* [TASK ITEM]:
Using the data below, determine the number of lines that include the string "menu". Write only that number.

= Beginning of Section =

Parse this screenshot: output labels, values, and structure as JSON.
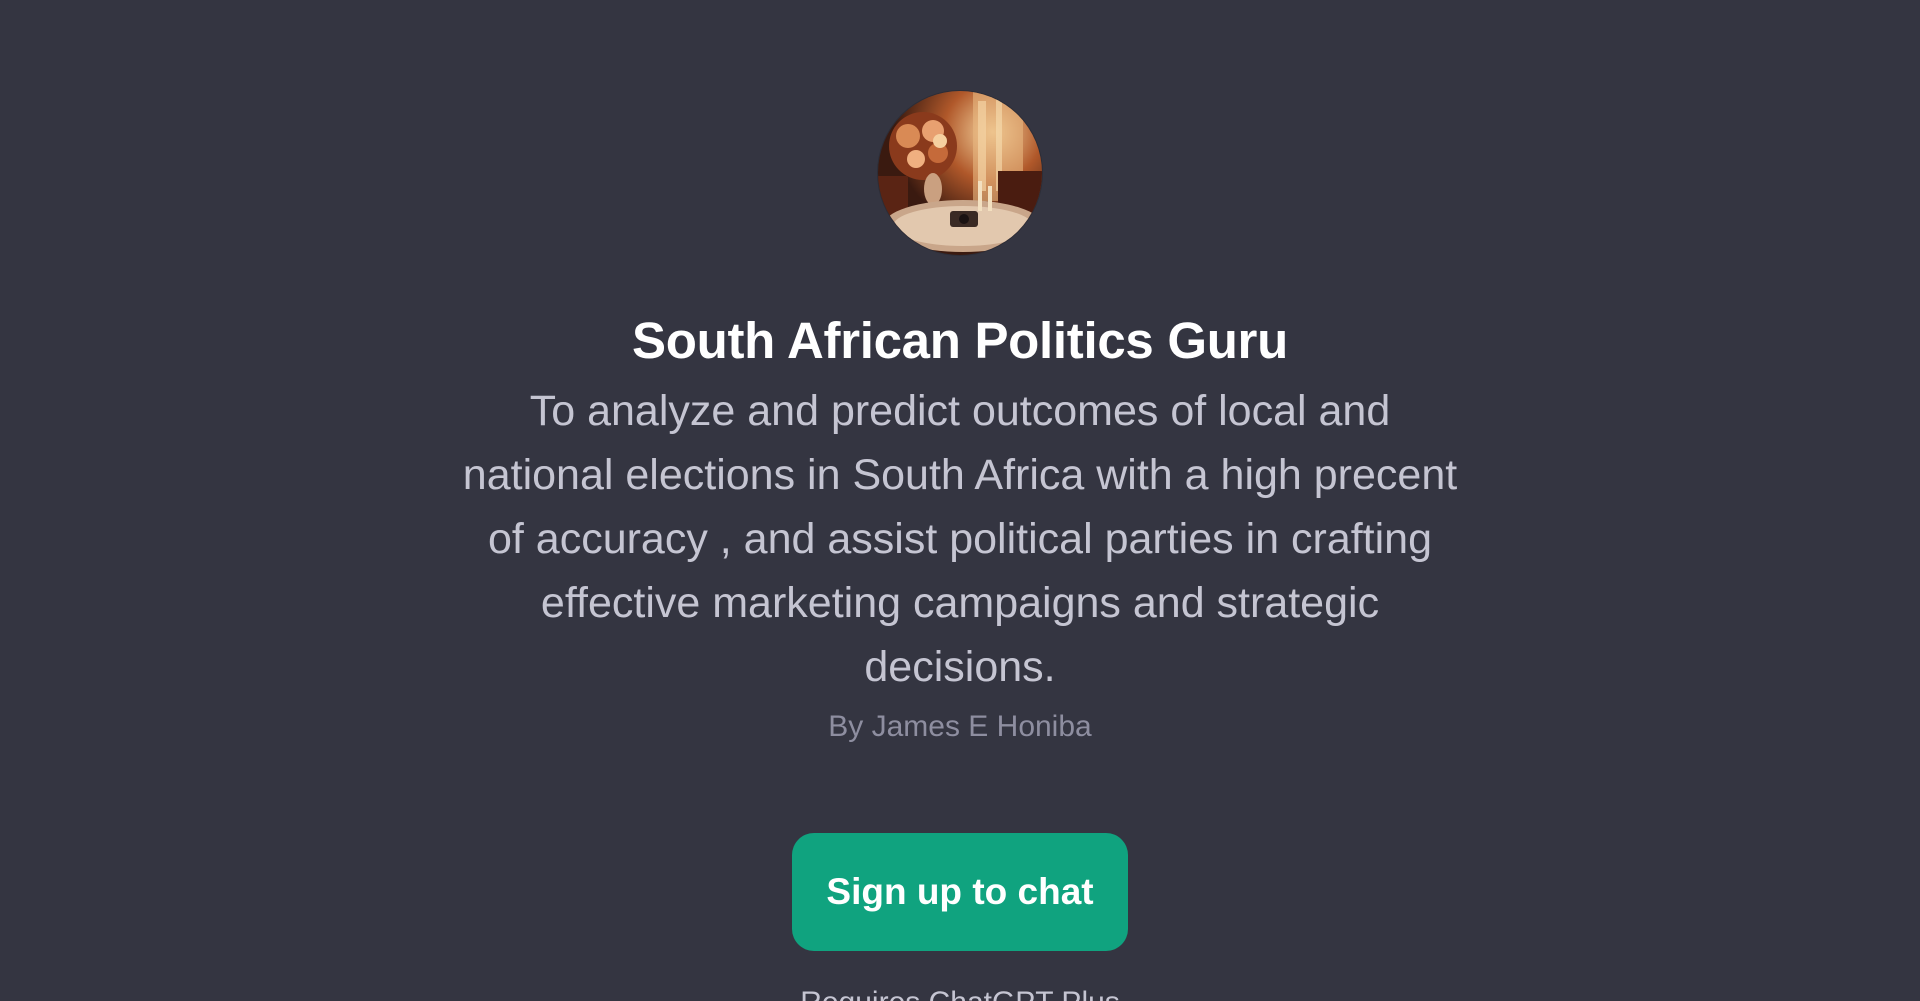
{
  "gpt": {
    "avatar_icon": "profile-image-living-room-photo",
    "name": "South African Politics Guru",
    "description": "To analyze and predict outcomes of local and national elections in South Africa with a high precent of accuracy , and assist political parties in crafting effective marketing campaigns and strategic decisions.",
    "author": "By James E Honiba"
  },
  "cta": {
    "signup_label": "Sign up to chat"
  },
  "footer": {
    "text": "Requires ChatGPT Plus"
  },
  "colors": {
    "background": "#343541",
    "accent": "#10a37f"
  }
}
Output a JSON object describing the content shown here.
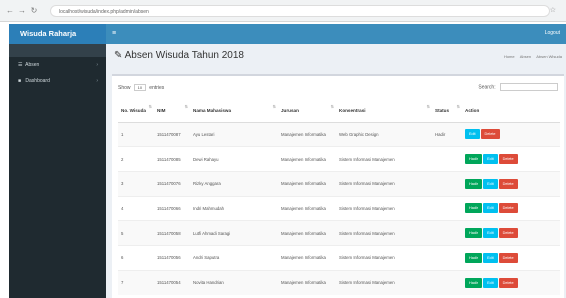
{
  "browser": {
    "url": "localhost/wisuda/index.php/admin/absen"
  },
  "sidebar": {
    "brand": "Wisuda Raharja",
    "items": [
      {
        "icon": "☰",
        "label": "Absen"
      },
      {
        "icon": "■",
        "label": "Dashboard"
      }
    ]
  },
  "topbar": {
    "logout": "Logout"
  },
  "page": {
    "title": "Absen Wisuda Tahun 2018",
    "breadcrumbs": [
      "Home",
      "Absen",
      "Absen Wisuda"
    ]
  },
  "controls": {
    "show_label": "Show",
    "show_value": "10",
    "entries_label": "entries",
    "search_label": "Search:"
  },
  "table": {
    "headers": [
      "No. Wisuda",
      "NIM",
      "Nama Mahasiswa",
      "Jurusan",
      "Konsentrasi",
      "Status",
      "Action"
    ],
    "rows": [
      {
        "no": "1",
        "nim": "1511470087",
        "nama": "Ayu Lestari",
        "jurusan": "Manajemen Informatika",
        "konsentrasi": "Web Graphic Design",
        "status": "Hadir",
        "buttons": [
          "Edit",
          "Delete"
        ]
      },
      {
        "no": "2",
        "nim": "1511470085",
        "nama": "Dewi Rahayu",
        "jurusan": "Manajemen Informatika",
        "konsentrasi": "Sistem Informasi Manajemen",
        "status": "",
        "buttons": [
          "Hadir",
          "Edit",
          "Delete"
        ]
      },
      {
        "no": "3",
        "nim": "1511470076",
        "nama": "Rizky Anggara",
        "jurusan": "Manajemen Informatika",
        "konsentrasi": "Sistem Informasi Manajemen",
        "status": "",
        "buttons": [
          "Hadir",
          "Edit",
          "Delete"
        ]
      },
      {
        "no": "4",
        "nim": "1511470066",
        "nama": "Indri Mahmudah",
        "jurusan": "Manajemen Informatika",
        "konsentrasi": "Sistem Informasi Manajemen",
        "status": "",
        "buttons": [
          "Hadir",
          "Edit",
          "Delete"
        ]
      },
      {
        "no": "5",
        "nim": "1511470058",
        "nama": "Lutfi Ahmadi Saragi",
        "jurusan": "Manajemen Informatika",
        "konsentrasi": "Sistem Informasi Manajemen",
        "status": "",
        "buttons": [
          "Hadir",
          "Edit",
          "Delete"
        ]
      },
      {
        "no": "6",
        "nim": "1511470056",
        "nama": "Andri Saputra",
        "jurusan": "Manajemen Informatika",
        "konsentrasi": "Sistem Informasi Manajemen",
        "status": "",
        "buttons": [
          "Hadir",
          "Edit",
          "Delete"
        ]
      },
      {
        "no": "7",
        "nim": "1511470054",
        "nama": "Novita Handrian",
        "jurusan": "Manajemen Informatika",
        "konsentrasi": "Sistem Informasi Manajemen",
        "status": "",
        "buttons": [
          "Hadir",
          "Edit",
          "Delete"
        ]
      }
    ]
  },
  "colors": {
    "header_blue": "#3c8dbc",
    "brand_blue": "#2c7fb8",
    "sidebar_dark": "#1f2a30",
    "green": "#00a65a",
    "cyan": "#00c0ef",
    "red": "#dd4b39"
  },
  "icons": [
    "back-icon",
    "forward-icon",
    "reload-icon",
    "bookmark-icon",
    "menu-toggle-icon",
    "edit-icon",
    "sort-icon"
  ]
}
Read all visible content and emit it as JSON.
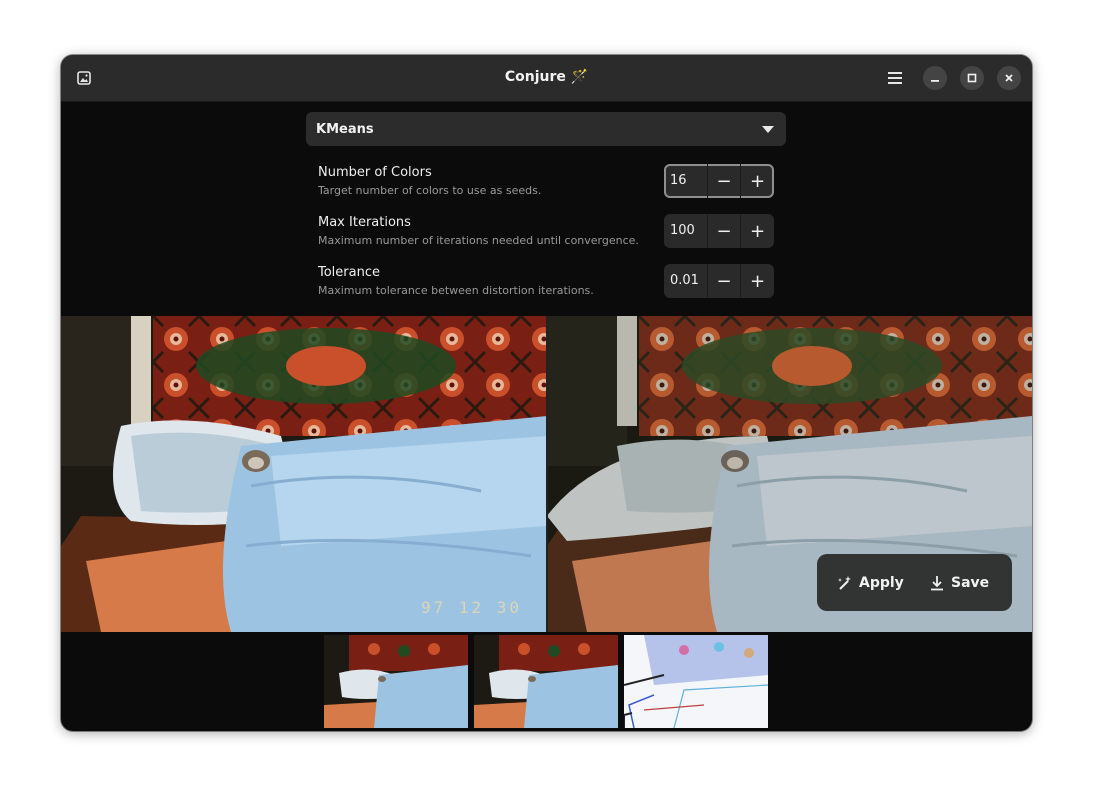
{
  "window": {
    "title": "Conjure 🪄"
  },
  "icons": {
    "open_image": "image-icon",
    "menu": "hamburger-menu-icon",
    "minimize": "minimize-icon",
    "maximize": "maximize-icon",
    "close": "close-icon",
    "apply": "magic-wand-icon",
    "save": "download-icon"
  },
  "algorithm": {
    "selected": "KMeans"
  },
  "settings": [
    {
      "title": "Number of Colors",
      "subtitle": "Target number of colors to use as seeds.",
      "value": "16"
    },
    {
      "title": "Max Iterations",
      "subtitle": "Maximum number of iterations needed until convergence.",
      "value": "100"
    },
    {
      "title": "Tolerance",
      "subtitle": "Maximum tolerance between distortion iterations.",
      "value": "0.01"
    }
  ],
  "spin": {
    "minus": "−",
    "plus": "+"
  },
  "preview": {
    "date_stamp": "97 12 30"
  },
  "actions": {
    "apply_label": "Apply",
    "save_label": "Save"
  },
  "colors": {
    "window_bg": "#0b0b0b",
    "headerbar_bg": "#2b2b2b",
    "control_bg": "#2c2c2c"
  }
}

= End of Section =

* [ANSWER BOX]:
2